Beloved of Papa,
On Tuesday my reading brought me to I Corinthians. In Chapter One I read,
“Now I exhort you, brethren, by the name of our Lord Jesus Christ, that you all agree and that there be no divisions among you, but that you be made complete in the same mind and in the same judgment. For I have been informed concerning you, my brethren, by Chloe’s people, that there are quarrels among you. Now I mean this, that each one of you is saying, ‘I am of Paul,’ and ‘I of Apollos,’ and ‘I of Cephas,’ and ‘I of Christ.’ Has Christ been divided? Paul was not crucified for you, was he?”
The “no” was loud and emphatic as I read “no divisions among you.” As I read on I was hearing . . . “I am of Calvin,” and “I of Wesley” . . . no divisions. I’m sorry if that hurts, but it is what happened. I know most of you are beyond such things, but all are not yet free.
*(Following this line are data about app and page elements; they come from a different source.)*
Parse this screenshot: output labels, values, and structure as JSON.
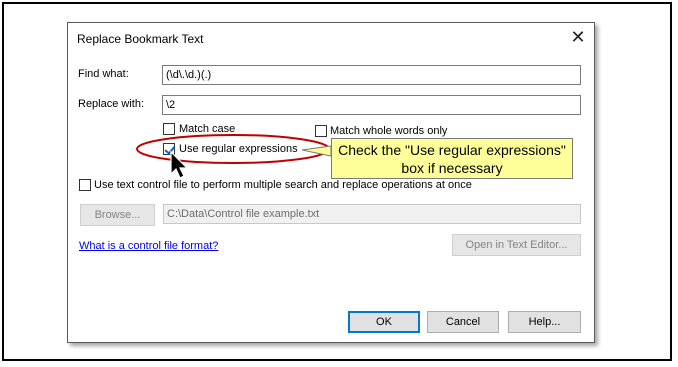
{
  "dialog": {
    "title": "Replace Bookmark Text",
    "close_glyph": "✕",
    "find_label": "Find what:",
    "find_value": "(\\d\\.\\d.)(.)",
    "replace_label": "Replace with:",
    "replace_value": "\\2",
    "match_case_label": "Match case",
    "match_case_checked": false,
    "match_whole_label": "Match whole words only",
    "match_whole_checked": false,
    "regex_label": "Use regular expressions",
    "regex_checked": true,
    "control_file_label": "Use text control file to perform multiple search and replace operations at once",
    "control_file_checked": false,
    "browse_label": "Browse...",
    "control_file_path": "C:\\Data\\Control file example.txt",
    "link_label": "What is a control file format?",
    "open_editor_label": "Open in Text Editor...",
    "ok_label": "OK",
    "cancel_label": "Cancel",
    "help_label": "Help..."
  },
  "annotation": {
    "callout_text": "Check the \"Use regular expressions\" box if necessary",
    "highlight_color": "#c00000",
    "callout_color": "#ffff99"
  },
  "icons": {
    "close": "close-icon",
    "cursor": "mouse-pointer-icon",
    "check": "checkmark-icon"
  }
}
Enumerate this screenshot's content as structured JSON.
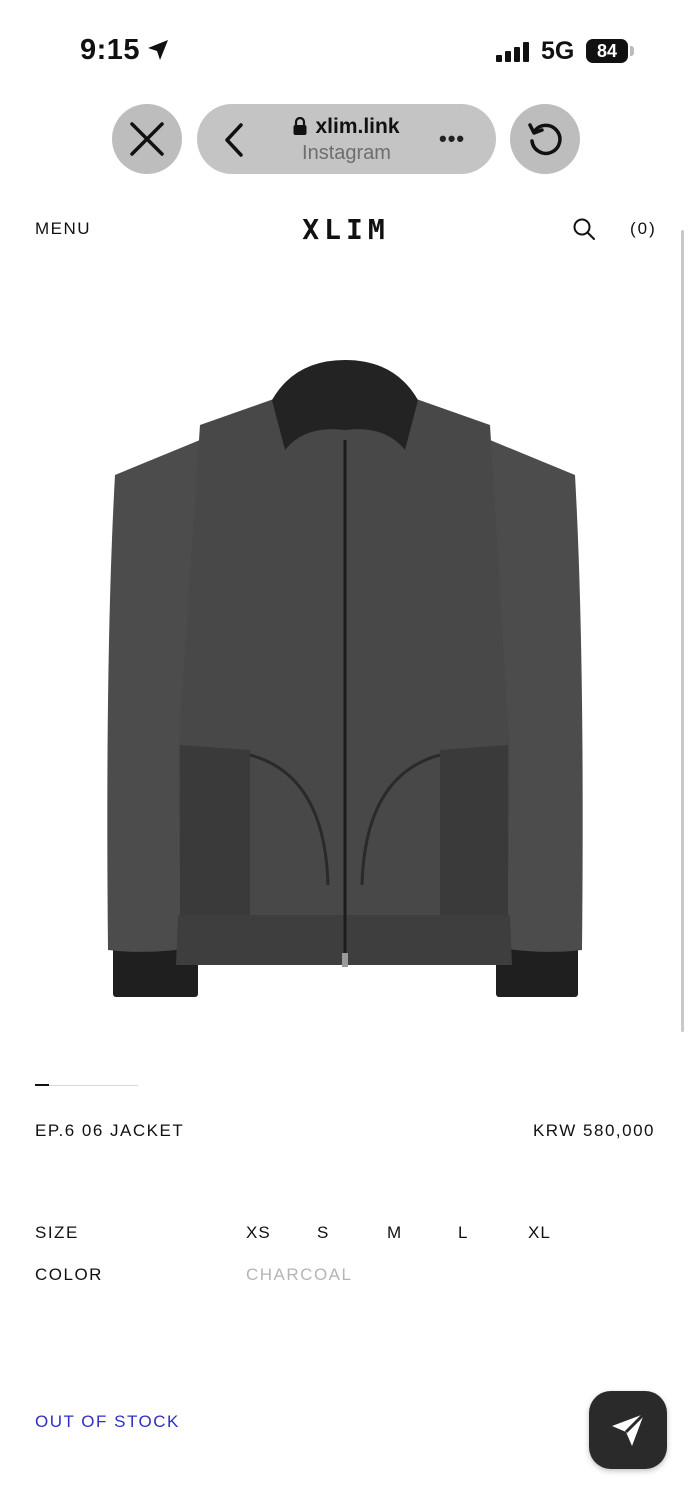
{
  "status_bar": {
    "time": "9:15",
    "network": "5G",
    "battery": "84"
  },
  "browser": {
    "domain": "xlim.link",
    "source": "Instagram",
    "more_label": "•••"
  },
  "header": {
    "menu_label": "MENU",
    "logo": "XLIM",
    "cart_label": "(0)"
  },
  "carousel": {
    "active_index": 1,
    "total": 7
  },
  "product": {
    "name": "EP.6 06 JACKET",
    "price": "KRW 580,000",
    "size_label": "SIZE",
    "sizes": [
      "XS",
      "S",
      "M",
      "L",
      "XL"
    ],
    "color_label": "COLOR",
    "color_value": "CHARCOAL",
    "stock_status": "OUT OF STOCK"
  },
  "colors": {
    "stock_text": "#2f2fc4",
    "jacket": "#4a4a4a",
    "send_button": "#2a2a2a"
  }
}
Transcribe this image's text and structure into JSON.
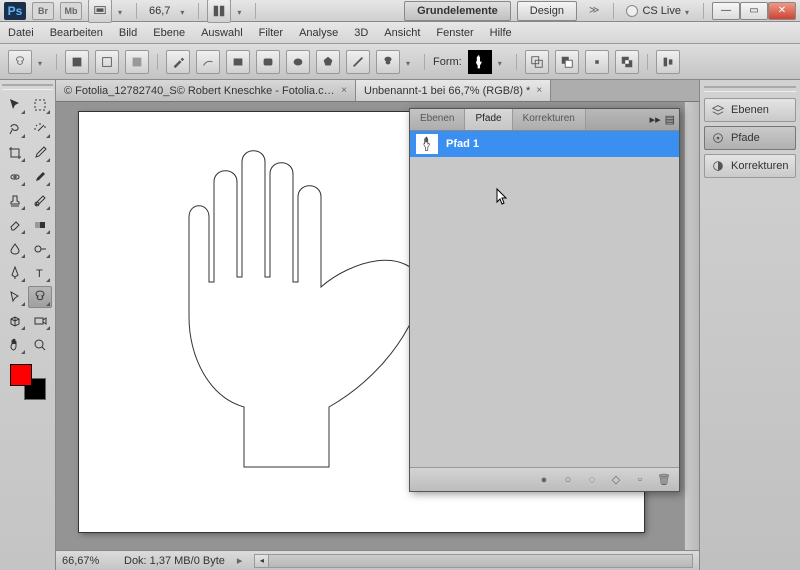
{
  "topbar": {
    "ps": "Ps",
    "badges": [
      "Br",
      "Mb"
    ],
    "zoom": "66,7",
    "workspace_active": "Grundelemente",
    "workspace_other": "Design",
    "cslive": "CS Live"
  },
  "menu": [
    "Datei",
    "Bearbeiten",
    "Bild",
    "Ebene",
    "Auswahl",
    "Filter",
    "Analyse",
    "3D",
    "Ansicht",
    "Fenster",
    "Hilfe"
  ],
  "options": {
    "form_label": "Form:"
  },
  "tabs": {
    "t1": "© Fotolia_12782740_S© Robert Kneschke - Fotolia.com.jpg bei ...",
    "t2": "Unbenannt-1 bei 66,7% (RGB/8) *"
  },
  "panel": {
    "tab_ebenen": "Ebenen",
    "tab_pfade": "Pfade",
    "tab_korr": "Korrekturen",
    "path1": "Pfad 1"
  },
  "dock": {
    "ebenen": "Ebenen",
    "pfade": "Pfade",
    "korrekturen": "Korrekturen"
  },
  "status": {
    "zoom": "66,67%",
    "dok": "Dok: 1,37 MB/0 Byte"
  }
}
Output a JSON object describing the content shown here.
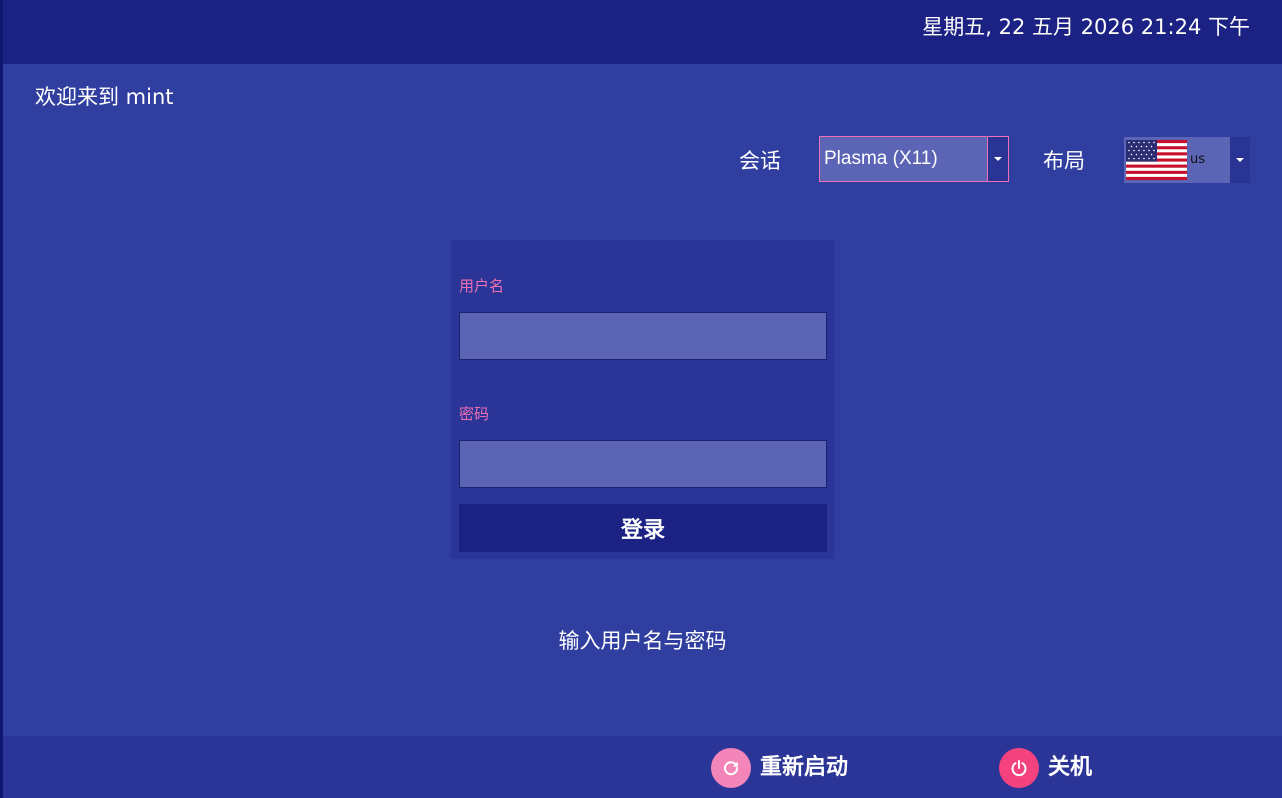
{
  "top_bar": {
    "clock": "星期五, 22 五月 2026  21:24 下午"
  },
  "welcome": "欢迎来到 mint",
  "session": {
    "label": "会话",
    "value": "Plasma (X11)"
  },
  "layout": {
    "label": "布局",
    "value": "us",
    "flag_icon": "us-flag-icon"
  },
  "login": {
    "username_label": "用户名",
    "username_value": "",
    "password_label": "密码",
    "password_value": "",
    "submit_label": "登录"
  },
  "hint": "输入用户名与密码",
  "power": {
    "restart_label": "重新启动",
    "restart_icon": "restart-icon",
    "shutdown_label": "关机",
    "shutdown_icon": "power-icon"
  },
  "colors": {
    "background": "#303ea0",
    "top_bar": "#1b2283",
    "panel": "#2b3597",
    "input_fill": "#5b64b5",
    "accent_pink": "#ef6fb4",
    "restart_icon_bg": "#f385b8",
    "shutdown_icon_bg": "#f4427e"
  }
}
As I read on, the diagnosis got stronger in Chapter Three,
“ . . . for you are still fleshly. For since there is jealousy and strife among you, are you not fleshly, and are you not walking like mere men? For when one says, ‘I am of Paul,’ and another, ‘I am of Apollos,’ are you not mere men?”
Wow! Fleshly? Jealousy? Strife? Why? For one says, ‘I am of Warren’ and another, ‘I am of Osteen,’ (or any other name expressed as a faction within The Church [including the proud, I follow Christ, as in 1:12!]). This is not milk for babes—yet it is Papa’s loving word to the Saints at Corinth (or Seattle, or Concord, or any other place where such proud distinctions are claimed). Papa had Paul write it as a corrective, which we need to hear and receive today—not to produce guilt or shame (or self-justifying), but for conviction, confession, cleansing, and transformation by the power of the Spirit.
All this reminds me of Ray Stedman’s thoughts in Talking to My Father. In addressing what he calls the “divine strategy” for reaching the world (as seen in our Lord’s prayer recorded in John 17), Stedman says:
“I have resolved that my heart shall be always ready to love every person, without exception, in whom I sense a love for Jesus Christ, the Son of God – regardless of his denominational label or lack of it and despite any theological differences of viewpoint. I am ready, God in me and helping me, to give myself in love to any Christian, anywhere, whom I may chance to meet and in whom I sense a fellowship of love for Jesus Christ. . . .”
I was particularly convicted by his next paragraph:
“Are you willing to join in that? Are you ready now to say, in order to reach the world around us, Lord teach me to give up my prejudices, these separations, this withdrawal, these sub-Christian attitudes toward my fellow brethren in Christ and make me willing to love them and to show it for Christ’s sake?”
By His grace He has brought me to a place where I say, “Yes. I am.” But saying it to Him is not always enough! He calls on me to say it and live it toward each specific brother or sister in my life. Sometimes He even prompts me to reach out to some brother or sister I wouldn’t otherwise encounter! If the Spirit has not brought someone like that to your mind as you have read this, perhaps He will do so later today. When He does, reach out in love: Send them a note, phone them, or walk over and give them a holy hug! Since He loves us without limit, we are able to love one another—not just with words, but in authentic acts of love! Don’t miss that opportunity!
Live who you are—a child dearly loved by Papa.